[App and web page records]
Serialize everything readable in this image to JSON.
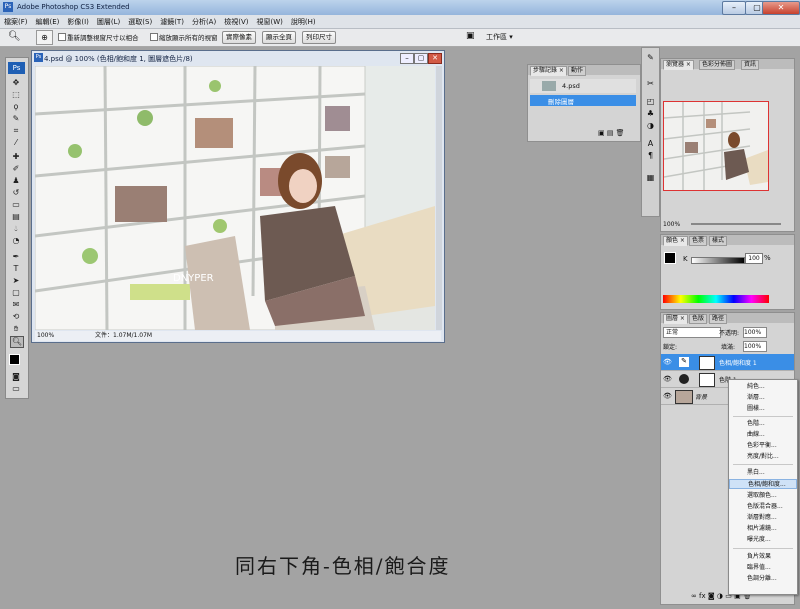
{
  "app": {
    "title": "Adobe Photoshop CS3 Extended"
  },
  "window_buttons": {
    "minimize": "–",
    "maximize": "▢",
    "close": "✕"
  },
  "menu": [
    "檔案(F)",
    "編輯(E)",
    "影像(I)",
    "圖層(L)",
    "選取(S)",
    "濾鏡(T)",
    "分析(A)",
    "檢視(V)",
    "視窗(W)",
    "說明(H)"
  ],
  "options": {
    "resize_label": "重新調整視窗尺寸以相合",
    "zoom_all_label": "縮放顯示所有的視窗",
    "actual_pixels": "實際像素",
    "fit_screen": "顯示全頁",
    "print_size": "列印尺寸",
    "workspace": "工作區 ▾"
  },
  "tools": {
    "logo": "Ps"
  },
  "document": {
    "title": "4.psd @ 100% (色相/飽和度 1, 圖層遮色片/8)",
    "zoom": "100%",
    "file_info": "文件：1.07M/1.07M",
    "watermark": "DNYPER"
  },
  "history": {
    "tabs": [
      "步驟記錄 ×",
      "動作"
    ],
    "snapshot": "4.psd",
    "state": "刪除圖層"
  },
  "navigator": {
    "tabs": [
      "瀏覽器 ×",
      "色彩分佈圖",
      "資訊"
    ],
    "zoom": "100%"
  },
  "color_panel": {
    "tabs": [
      "顏色 ×",
      "色票",
      "樣式"
    ],
    "channel": "K",
    "value": "100",
    "unit": "%"
  },
  "layers_panel": {
    "tabs": [
      "圖層 ×",
      "色版",
      "路徑"
    ],
    "blend_mode": "正常",
    "opacity_label": "不透明:",
    "opacity": "100%",
    "lock_label": "鎖定:",
    "fill_label": "填滿:",
    "fill": "100%",
    "layers": [
      "色相/飽和度 1",
      "色階 1",
      "背景"
    ]
  },
  "context_menu": {
    "items": [
      "純色...",
      "漸層...",
      "圖樣...",
      "色階...",
      "曲線...",
      "色彩平衡...",
      "亮度/對比...",
      "黑白...",
      "色相/飽和度...",
      "選取顏色...",
      "色版混合器...",
      "漸層對應...",
      "相片濾鏡...",
      "曝光度...",
      "負片效果",
      "臨界值...",
      "色調分離..."
    ],
    "highlighted": 8
  },
  "caption": "同右下角-色相/飽合度",
  "colors": {
    "accent": "#3a8ee6",
    "selection": "#cfe2f7"
  }
}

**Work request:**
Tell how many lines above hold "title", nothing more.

**Solved problem:**
2